“Painting the ceiling that color just made everything come together and the house more cozy. Before, it was just white and I felt like you lost yourself in the room.”

A stairwell inside the front entrance curves and leads to the second-floor level where two open-concept rooms overlook the living room. The lake is in full view from these areas.

“We wanted those areas to be where people could circulate, watch football, tennis or whatever and still have the view.”

One side of what they refer to as “Steadman’s den area” has a pool table. The other side contains memorabilia from Steadman’s days when he played quarterback at Alabama. A framed photo shows the couple on their 1981 wedding day, posed with guests Paul “Bear” Bryant, UA’s football coach, and Mal Moore, former UA player, assistant coach and athletics director.

One wall has a photo of their daughter, Jacqueline, from when she, like her mom, was a member of Alabama’s gymnastics team. There are also two large ceramic elephants, the Crimson Tide’s mascots, which Ann says the small grandchildren love to climb on and “ride.”

“The den was designed for entertaining,” Ann said. “We wanted everyone to be connected and to be able to see the lake when we are entertaining.”

This is the third home the couple has lived in since they married. Ann is a native of Heflin. Steadman grew up in Dothan. They lived in Dothan before they moved to Tuscaloosa 20 years ago. They also have a vacation home in Inlet Beach, Florida.

They met when Ann was a freshman and Steadman a sophomore at Alabama.

“My roommate was from Dothan, and she had been to a Christian church camp and met him there. She said, ‘I’ve got someone you need to meet.’ ”

They met. And, in 1981, while he was still in law school, they married. Their happily ever after isn’t taking place in a castle, but the chateau is perhaps even better.

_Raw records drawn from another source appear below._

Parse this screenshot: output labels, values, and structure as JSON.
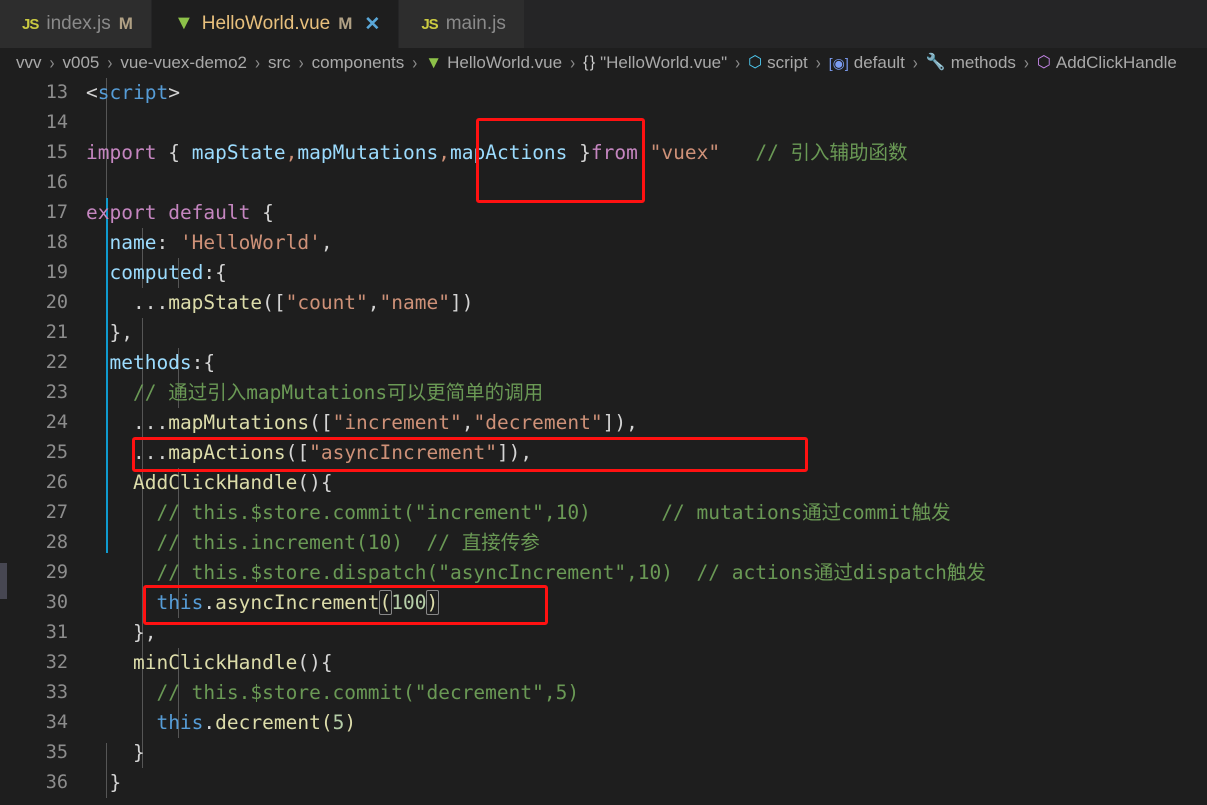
{
  "window": {
    "app": "Visual Studio Code",
    "theme_bg": "#1e1e1e",
    "accent": "#0f9bcf",
    "annotation_color": "#ff1111"
  },
  "tabs": [
    {
      "icon": "javascript-file-icon",
      "icon_label": "JS",
      "label": "index.js",
      "modified_flag": "M",
      "active": false,
      "closable": false
    },
    {
      "icon": "vue-file-icon",
      "icon_label": "V",
      "label": "HelloWorld.vue",
      "modified_flag": "M",
      "active": true,
      "closable": true,
      "close_label": "✕"
    },
    {
      "icon": "javascript-file-icon",
      "icon_label": "JS",
      "label": "main.js",
      "modified_flag": "",
      "active": false,
      "closable": false
    }
  ],
  "breadcrumb": {
    "separator": "›",
    "items": [
      {
        "label": "vvv",
        "icon": ""
      },
      {
        "label": "v005",
        "icon": ""
      },
      {
        "label": "vue-vuex-demo2",
        "icon": ""
      },
      {
        "label": "src",
        "icon": ""
      },
      {
        "label": "components",
        "icon": ""
      },
      {
        "label": "HelloWorld.vue",
        "icon": "vue-file-icon",
        "glyph": "V"
      },
      {
        "label": "\"HelloWorld.vue\"",
        "icon": "object-symbol-icon",
        "glyph": "{ }"
      },
      {
        "label": "script",
        "icon": "module-symbol-icon",
        "glyph": "⬡"
      },
      {
        "label": "default",
        "icon": "variable-symbol-icon",
        "glyph": "[⊙]"
      },
      {
        "label": "methods",
        "icon": "property-symbol-icon",
        "glyph": "ὒ7"
      },
      {
        "label": "AddClickHandle",
        "icon": "method-symbol-icon",
        "glyph": "⬡"
      }
    ]
  },
  "editor": {
    "first_line_number": 13,
    "last_line_number": 36,
    "language": "vue",
    "lines": [
      {
        "n": 13,
        "text": "<script>"
      },
      {
        "n": 14,
        "text": ""
      },
      {
        "n": 15,
        "text": "import { mapState,mapMutations,mapActions } from \"vuex\"   // 引入辅助函数"
      },
      {
        "n": 16,
        "text": ""
      },
      {
        "n": 17,
        "text": "export default {"
      },
      {
        "n": 18,
        "text": "  name: 'HelloWorld',"
      },
      {
        "n": 19,
        "text": "  computed:{"
      },
      {
        "n": 20,
        "text": "    ...mapState([\"count\",\"name\"])"
      },
      {
        "n": 21,
        "text": "  },"
      },
      {
        "n": 22,
        "text": "  methods:{"
      },
      {
        "n": 23,
        "text": "    // 通过引入mapMutations可以更简单的调用"
      },
      {
        "n": 24,
        "text": "    ...mapMutations([\"increment\",\"decrement\"]),"
      },
      {
        "n": 25,
        "text": "    ...mapActions([\"asyncIncrement\"]),"
      },
      {
        "n": 26,
        "text": "    AddClickHandle(){"
      },
      {
        "n": 27,
        "text": "      // this.$store.commit(\"increment\",10)      // mutations通过commit触发"
      },
      {
        "n": 28,
        "text": "      // this.increment(10)  // 直接传参"
      },
      {
        "n": 29,
        "text": "      // this.$store.dispatch(\"asyncIncrement\",10)  // actions通过dispatch触发"
      },
      {
        "n": 30,
        "text": "      this.asyncIncrement(100)"
      },
      {
        "n": 31,
        "text": "    },"
      },
      {
        "n": 32,
        "text": "    minClickHandle(){"
      },
      {
        "n": 33,
        "text": "      // this.$store.commit(\"decrement\",5)"
      },
      {
        "n": 34,
        "text": "      this.decrement(5)"
      },
      {
        "n": 35,
        "text": "    }"
      },
      {
        "n": 36,
        "text": "  }"
      }
    ]
  },
  "annotations": [
    {
      "name": "highlight-mapactions-import",
      "target_line": 15,
      "label": "mapActions }"
    },
    {
      "name": "highlight-mapactions-spread",
      "target_line": 25,
      "label": "...mapActions([\"asyncIncrement\"]),"
    },
    {
      "name": "highlight-asyncincrement-call",
      "target_line": 30,
      "label": "this.asyncIncrement(100)"
    }
  ],
  "code_tokens": {
    "l13": {
      "t1": "<",
      "t2": "script",
      "t3": ">"
    },
    "l15": {
      "kw_import": "import",
      "b1": "{",
      "v1": "mapState",
      "c1": ",",
      "v2": "mapMutations",
      "c2": ",",
      "v3": "mapActions",
      "b2": "}",
      "kw_from": "from",
      "mod": "\"vuex\"",
      "comment": "// 引入辅助函数"
    },
    "l17": {
      "kw1": "export",
      "kw2": "default",
      "b": "{"
    },
    "l18": {
      "key": "name",
      "colon": ": ",
      "val": "'HelloWorld'",
      "comma": ","
    },
    "l19": {
      "key": "computed",
      "rest": ":{"
    },
    "l20": {
      "spread": "...",
      "fn": "mapState",
      "open": "([",
      "s1": "\"count\"",
      "c": ",",
      "s2": "\"name\"",
      "close": "])"
    },
    "l21": {
      "t": "},"
    },
    "l22": {
      "key": "methods",
      "rest": ":{"
    },
    "l23": {
      "comment": "// 通过引入mapMutations可以更简单的调用"
    },
    "l24": {
      "spread": "...",
      "fn": "mapMutations",
      "open": "([",
      "s1": "\"increment\"",
      "c": ",",
      "s2": "\"decrement\"",
      "close": "]),"
    },
    "l25": {
      "spread": "...",
      "fn": "mapActions",
      "open": "([",
      "s1": "\"asyncIncrement\"",
      "close": "]),"
    },
    "l26": {
      "fn": "AddClickHandle",
      "rest": "(){"
    },
    "l27": {
      "comment": "// this.$store.commit(\"increment\",10)",
      "comment2": "// mutations通过commit触发"
    },
    "l28": {
      "comment": "// this.increment(10)",
      "comment2": "// 直接传参"
    },
    "l29": {
      "comment": "// this.$store.dispatch(\"asyncIncrement\",10)",
      "comment2": "// actions通过dispatch触发"
    },
    "l30": {
      "kw_this": "this",
      "dot": ".",
      "fn": "asyncIncrement",
      "open": "(",
      "num": "100",
      "close": ")"
    },
    "l31": {
      "t": "},"
    },
    "l32": {
      "fn": "minClickHandle",
      "rest": "(){"
    },
    "l33": {
      "comment": "// this.$store.commit(\"decrement\",5)"
    },
    "l34": {
      "kw_this": "this",
      "dot": ".",
      "fn": "decrement",
      "open": "(",
      "num": "5",
      "close": ")"
    },
    "l35": {
      "t": "}"
    },
    "l36": {
      "t": "}"
    }
  }
}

“We’ve enjoyed living here,” she said. “I think Mark (Hearing) did a great job making our ideas come together. We love having the family here, swimming in the pool or just being all together.”